UNCTAD on Emerging Markets FDI Trends
Foreign direct investment (FDI) going into and out of the emerging economies of Brazil, Russia, India, China and South Africa – collectively known as BRICS – is mounting in global influence, according to a United Nations report released on March 25th.
The latest Global Investment Trends Monitor (GITM) shows that over the past decade, FDI going into BRICS has more than tripled, totalling $263 billion in 2012. This figure represents 20 per cent of world FDI flows, and is a significant increase considering it was only 6 per cent in 2000.
Meanwhile, investment from BRICS into other countries has climbed from $7 billion in 2000 to $126 billion in 2012, rising from 1 per cent of world flows to 9 per cent, with China and Russia accounting for the majority of these investments.
In particular, the report highlights that foreign investment from BRICS into Africa represented 25 per cent of Africa’s inflows last year, with most funds going to the manufacturing and services sectors.
“The latest Global Investment Trends Monitor (GITM) shows that over the past decade, FDI going into BRICS has more than tripled, totalling $263 billion in 2012.”
While labour costs in Africa may not differ significantly from those in the firms’ home economies, the duty-free, quota-free access of African countries and China’s zero-tariff measures for African least developed countries (LDCs) have generated manufacturing investment.
Brazil, for example, has expanded its business in the new African ethanol industry in countries like Angola, Ghana and Mozambique; China is one of the top investing countries in LDCs such as Sudan and Zambia; an Indian company recently acquired an African mobile phone network; and Russian banks are expanding to countries such as Côte d’Ivoire and Nigeria.
The report notes that this growing relationship between BRICS and Africa is likely to be reinforced in the future due to the rapid economic growth and industrial upgrading currently taking place in BRICS countries.
“The rise of FDI in manufacturing, which has positive consequences for job creation and industrial growth, is becoming an important facet of South–South economic cooperation,” it says.
However, the main share of BRICS’ outward investment is still in developed economies, with 34 per cent of their stocks going to the European Union.
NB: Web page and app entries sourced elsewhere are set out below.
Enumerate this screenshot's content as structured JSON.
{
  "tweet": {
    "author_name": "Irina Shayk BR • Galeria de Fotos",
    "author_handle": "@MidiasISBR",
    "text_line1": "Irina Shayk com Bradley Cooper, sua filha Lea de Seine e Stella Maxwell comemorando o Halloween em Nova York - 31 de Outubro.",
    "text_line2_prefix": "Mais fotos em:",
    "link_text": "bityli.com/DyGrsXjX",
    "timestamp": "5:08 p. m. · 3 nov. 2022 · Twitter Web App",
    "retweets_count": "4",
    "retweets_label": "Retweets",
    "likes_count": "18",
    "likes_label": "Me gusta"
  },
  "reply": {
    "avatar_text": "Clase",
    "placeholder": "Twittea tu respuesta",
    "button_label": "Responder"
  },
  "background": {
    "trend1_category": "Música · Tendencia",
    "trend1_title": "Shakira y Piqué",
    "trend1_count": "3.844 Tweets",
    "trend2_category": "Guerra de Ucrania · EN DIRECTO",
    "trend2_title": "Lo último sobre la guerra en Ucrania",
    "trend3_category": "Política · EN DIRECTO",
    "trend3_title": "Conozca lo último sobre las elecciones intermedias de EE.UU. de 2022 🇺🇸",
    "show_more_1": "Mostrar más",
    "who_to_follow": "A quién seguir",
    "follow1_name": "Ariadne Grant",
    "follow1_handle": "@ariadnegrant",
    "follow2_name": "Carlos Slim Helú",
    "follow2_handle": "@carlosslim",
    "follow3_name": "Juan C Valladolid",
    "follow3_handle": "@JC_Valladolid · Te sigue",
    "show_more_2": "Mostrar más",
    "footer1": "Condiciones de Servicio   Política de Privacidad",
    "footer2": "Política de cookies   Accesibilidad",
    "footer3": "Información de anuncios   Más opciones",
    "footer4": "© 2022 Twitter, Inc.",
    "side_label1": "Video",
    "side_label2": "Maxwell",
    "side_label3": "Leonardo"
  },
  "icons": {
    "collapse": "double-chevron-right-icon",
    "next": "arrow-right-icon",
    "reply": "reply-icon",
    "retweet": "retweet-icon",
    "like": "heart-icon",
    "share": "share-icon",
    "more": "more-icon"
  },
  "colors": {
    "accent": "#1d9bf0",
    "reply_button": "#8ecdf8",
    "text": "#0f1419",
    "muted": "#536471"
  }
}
The report notes that these investments are in large part driven by ‘market-seeking motives’ as well as mergers and acquisitions across borders.
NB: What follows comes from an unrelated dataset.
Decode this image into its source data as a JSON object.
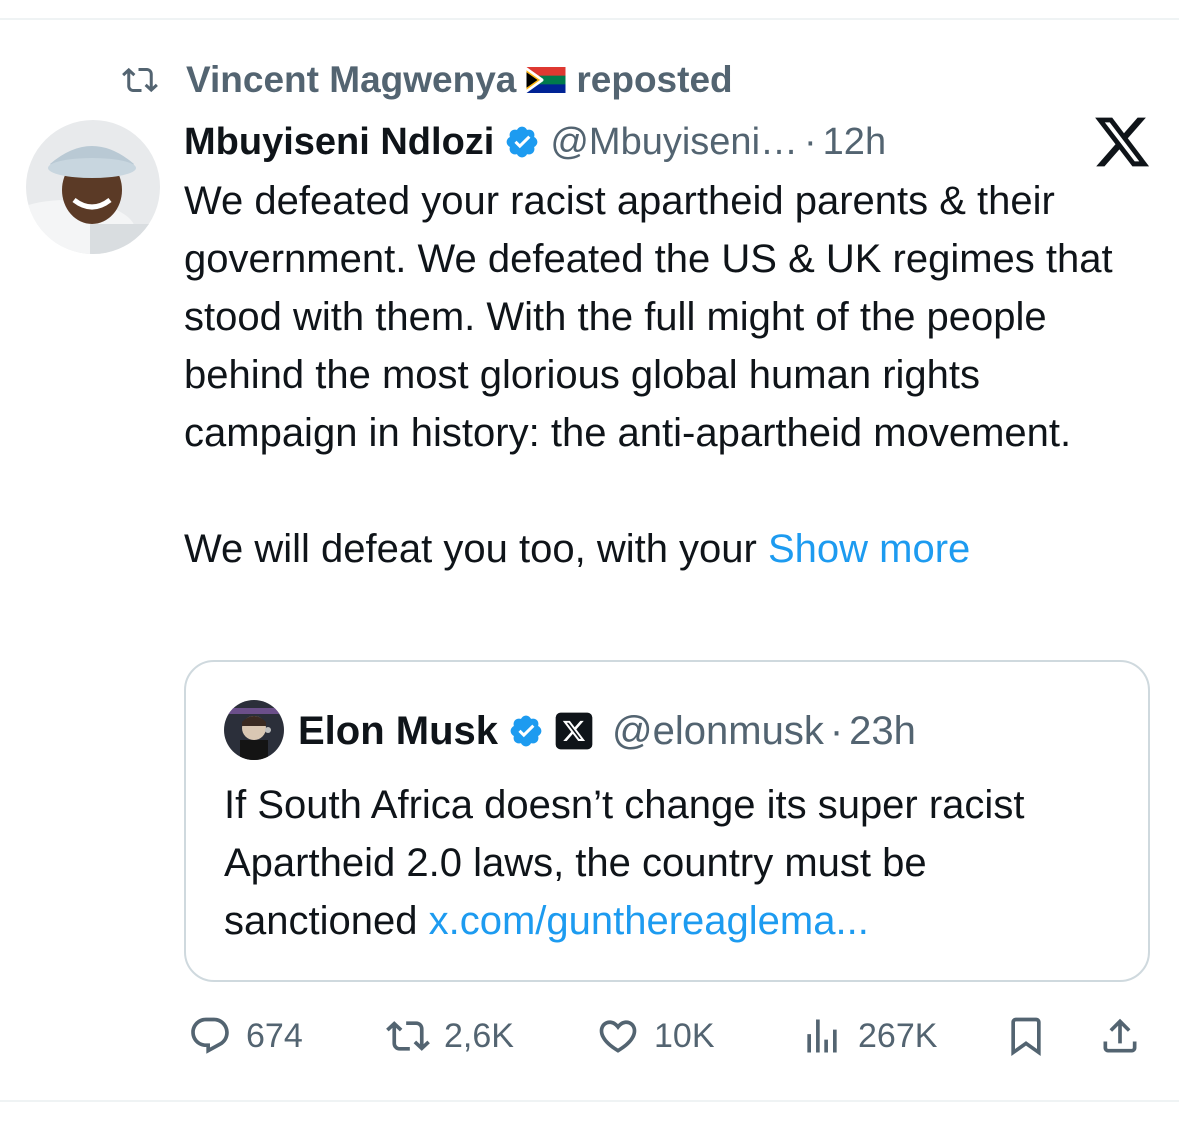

The report, produced by the UN Conference on Trade and Development (UNCTAD), was released ahead of the 5th BRICS Summit in Durban, South Africa, and whose theme is “BRICS and Africa: Partnership for development, integration, and industrialization.”